In the November 8, 2016 general election, Nevada voters narrowly passed Ballot Question 1, requiring background checks for most private firearm transfers between unlicensed individuals (known as "private-party sales").
However, on December 28, 2016, Nevada Attorney General Adam Paul Laxalt (R) said Question 1 could not be enforced because the FBI refuses to conduct such background checks and the state lacks the authority to do so.
Question 1 was set to take effect at the end on Sunday (December 31, 2016). It would have made private-party gun transfers subject to the same background checks required when people purchase a gun through a federally licensed dealer.
The initiative required that people conducting background checks for private transfers do so through the FBI's National Instant Criminal Background Check System. But on December 14th, the FBI notified the Nevada Department of Public Safety that it would not conduct such checks.
The FBI's notification stated that “the recent passage of the Nevada legislation regarding background checks for private sales cannot dictate how federal resources are applied.”

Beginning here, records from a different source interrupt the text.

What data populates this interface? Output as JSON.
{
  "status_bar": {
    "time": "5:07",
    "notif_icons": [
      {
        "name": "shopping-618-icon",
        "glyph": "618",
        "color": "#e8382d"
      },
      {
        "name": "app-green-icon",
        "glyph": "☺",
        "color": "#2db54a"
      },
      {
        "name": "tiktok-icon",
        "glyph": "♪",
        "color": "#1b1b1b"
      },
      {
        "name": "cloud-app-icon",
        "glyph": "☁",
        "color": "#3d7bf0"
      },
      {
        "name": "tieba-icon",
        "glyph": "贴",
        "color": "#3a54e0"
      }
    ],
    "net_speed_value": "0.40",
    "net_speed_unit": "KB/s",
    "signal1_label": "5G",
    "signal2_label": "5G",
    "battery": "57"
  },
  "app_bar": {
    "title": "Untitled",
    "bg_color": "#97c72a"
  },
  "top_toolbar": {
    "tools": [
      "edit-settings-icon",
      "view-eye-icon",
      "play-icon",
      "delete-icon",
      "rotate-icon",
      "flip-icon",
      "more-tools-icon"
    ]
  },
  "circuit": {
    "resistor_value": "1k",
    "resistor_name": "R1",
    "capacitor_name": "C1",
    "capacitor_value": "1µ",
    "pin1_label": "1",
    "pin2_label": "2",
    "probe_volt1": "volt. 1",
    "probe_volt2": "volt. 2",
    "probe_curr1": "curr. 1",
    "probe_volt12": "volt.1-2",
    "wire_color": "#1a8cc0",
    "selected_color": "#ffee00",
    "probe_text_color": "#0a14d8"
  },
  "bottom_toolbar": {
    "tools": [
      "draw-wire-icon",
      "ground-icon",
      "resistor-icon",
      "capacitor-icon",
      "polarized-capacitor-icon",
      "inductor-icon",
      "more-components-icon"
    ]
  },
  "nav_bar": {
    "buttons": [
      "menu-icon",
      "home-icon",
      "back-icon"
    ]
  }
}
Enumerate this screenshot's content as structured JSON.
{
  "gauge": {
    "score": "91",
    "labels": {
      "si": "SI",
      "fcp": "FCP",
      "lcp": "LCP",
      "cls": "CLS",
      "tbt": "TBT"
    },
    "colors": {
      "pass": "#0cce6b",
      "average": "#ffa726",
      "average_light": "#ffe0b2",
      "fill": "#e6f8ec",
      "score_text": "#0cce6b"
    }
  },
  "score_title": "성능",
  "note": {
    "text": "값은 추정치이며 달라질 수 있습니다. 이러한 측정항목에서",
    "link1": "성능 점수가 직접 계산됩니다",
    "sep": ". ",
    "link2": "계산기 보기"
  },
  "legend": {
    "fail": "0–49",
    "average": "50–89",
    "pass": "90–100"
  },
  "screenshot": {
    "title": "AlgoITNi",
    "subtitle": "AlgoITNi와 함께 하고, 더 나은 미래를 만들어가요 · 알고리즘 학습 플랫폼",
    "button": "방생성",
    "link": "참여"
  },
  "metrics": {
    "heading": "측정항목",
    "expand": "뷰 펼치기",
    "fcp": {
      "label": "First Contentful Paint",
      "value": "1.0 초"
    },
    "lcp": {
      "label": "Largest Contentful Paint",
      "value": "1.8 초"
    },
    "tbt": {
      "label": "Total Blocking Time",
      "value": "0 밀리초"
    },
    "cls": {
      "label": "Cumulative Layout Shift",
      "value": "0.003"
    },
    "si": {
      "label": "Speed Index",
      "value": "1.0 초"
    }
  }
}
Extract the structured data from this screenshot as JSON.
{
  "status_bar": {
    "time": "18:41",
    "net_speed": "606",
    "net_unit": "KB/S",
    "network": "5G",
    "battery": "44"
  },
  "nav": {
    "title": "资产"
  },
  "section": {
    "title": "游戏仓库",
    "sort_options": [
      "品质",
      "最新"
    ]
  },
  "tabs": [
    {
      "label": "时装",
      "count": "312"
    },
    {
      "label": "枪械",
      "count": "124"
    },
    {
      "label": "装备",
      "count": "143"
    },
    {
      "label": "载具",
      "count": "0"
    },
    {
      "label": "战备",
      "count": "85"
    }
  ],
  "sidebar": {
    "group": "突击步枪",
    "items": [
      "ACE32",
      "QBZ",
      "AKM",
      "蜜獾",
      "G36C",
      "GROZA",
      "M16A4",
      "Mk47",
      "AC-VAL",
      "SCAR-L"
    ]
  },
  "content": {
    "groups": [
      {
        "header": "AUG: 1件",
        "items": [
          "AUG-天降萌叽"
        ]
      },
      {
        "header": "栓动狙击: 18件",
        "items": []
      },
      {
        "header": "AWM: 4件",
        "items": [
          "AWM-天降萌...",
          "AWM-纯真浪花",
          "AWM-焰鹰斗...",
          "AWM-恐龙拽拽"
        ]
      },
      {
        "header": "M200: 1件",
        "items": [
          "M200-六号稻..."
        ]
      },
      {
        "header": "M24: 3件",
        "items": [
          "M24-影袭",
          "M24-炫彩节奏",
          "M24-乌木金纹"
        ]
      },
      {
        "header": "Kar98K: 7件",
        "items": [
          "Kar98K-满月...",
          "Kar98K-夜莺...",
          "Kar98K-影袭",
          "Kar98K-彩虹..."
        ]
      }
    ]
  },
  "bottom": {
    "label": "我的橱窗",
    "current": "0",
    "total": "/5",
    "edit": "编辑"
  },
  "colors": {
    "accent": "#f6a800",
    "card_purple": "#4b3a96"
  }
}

The FBI further suggested that the state of Nevada was better positioned than the FBI to conduct the background checks through the Nevada Department of Public Safety Criminal History Repository.
However, AG Laxalt concluded that doing so would violate the initiative's language because Question 1 provided for background checks on private party sales to be conducted by the FBI.
For now, private party sales will continue as before the passage of Question 1. But we doubt that Nevadans have heard the last of this.